During our recent visit to the Naorr Enkare primary school in the Merrueshi Maasai community on the border of Amboseli National Park in Kenya, it was notable the difference of children’s perception of lions in Kenya versus the UK.

Of course there would be. Children living in impoverished Kenya rural communities whose livelihoods are threatened by predators taking their livestock is going to be different from children living in the UK.
For UK kids, Simba, Mufasa, Nala, Pumba, Timon and Rafiki (“The Lion King” characters) are regularly mentioned when LionAid conducts classroom visits to talk about the need to conserve lions in the wild.

Have a look at the difference in these drawings made by children of equal age in UK versus the Merrueshi area…

Lion drawing by a UK child

Lion drawing by a Maasai child
Also, read these excepts from letters sent by Maasai children at the Naorr Enkare school to UK primary school children speak volumes:
1. – I want to be a moran [Maasai warrior]. I then I kill those animals who was eat our livestocks. Lion is the best animal dangerous. Because they will want to kill our livestocks.
2. Do you have a lion at your village? My favourite colour is green. My pet is lion.
3. In our country they are many animals in our country and their very dangerous.
4. Do you have the game park? Or game reserve?
5. My name is James I am a Maasai and the lions were very dangerous in our county come and kill our livestock.
6. We have many animals we can see. Also we have lion giraffe and zebra that animals were dangerous.
The Merrueshi Maasai community borders straight onto Amboseli National Park – one of the “jewels in the crown” of Kenya’s protected area network. It is estimated that Amboseli earns the Kenya government between $1 million and $3 million annually in tourism income. Little of that income, if any, flows to the communities owning crucial land to maintain those wildlife populations outside the National Park. The communities are expected to share their land with wildlife – and such wildlife competes with community livestock for grazing and causes livestock depredation via predators. The Kenya government passed laws to compensate communities for damage caused by wildlife, but such compensation is rarely paid.

According to a community Elder – “The government have a policy to compensate communities either there (sic) animals or when death arises because of attacks by wildlife. It is not known when was the last time the community get (sic) compensated though they always feel [fill] forms provided".

In other words, Kenya’s national parks that depend on lands belonging to neighbouring communities to maintain wildlife populations that tourists come to see --- are not fairly compensating those communities. Also, the Naorr Enkare school has a large capacity water tank built close by during Kenya’s colonial times and a big (modern) diesel pump. The water is supposed to be provided via a pipeline from fresh water springs in Amboseli to benefit communities but the tank has stood empty for some time.

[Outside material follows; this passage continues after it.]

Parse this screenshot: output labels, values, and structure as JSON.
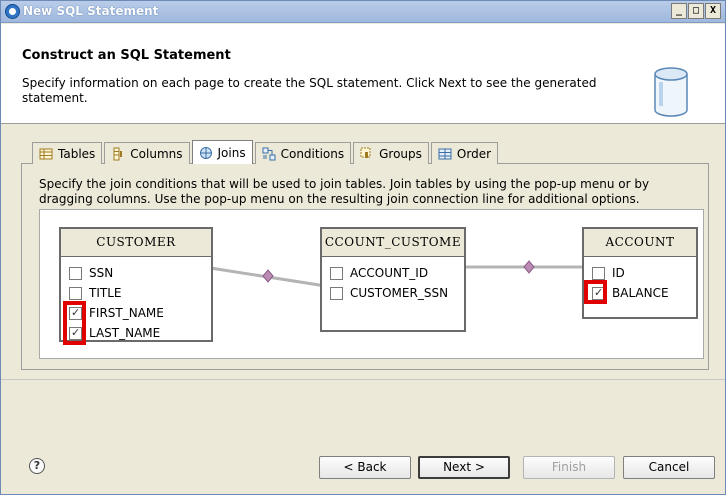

No wonder Maasai children are at least ambivalent to wildlife? Unless there is a concerted effort to benefit local communities and their children to conserve wildlife  - and involve communities in benefits accumulating from wildlife, Kenya’s wildlife will not thrive.


Add a comment | Posted by Chris Macsween at 16:26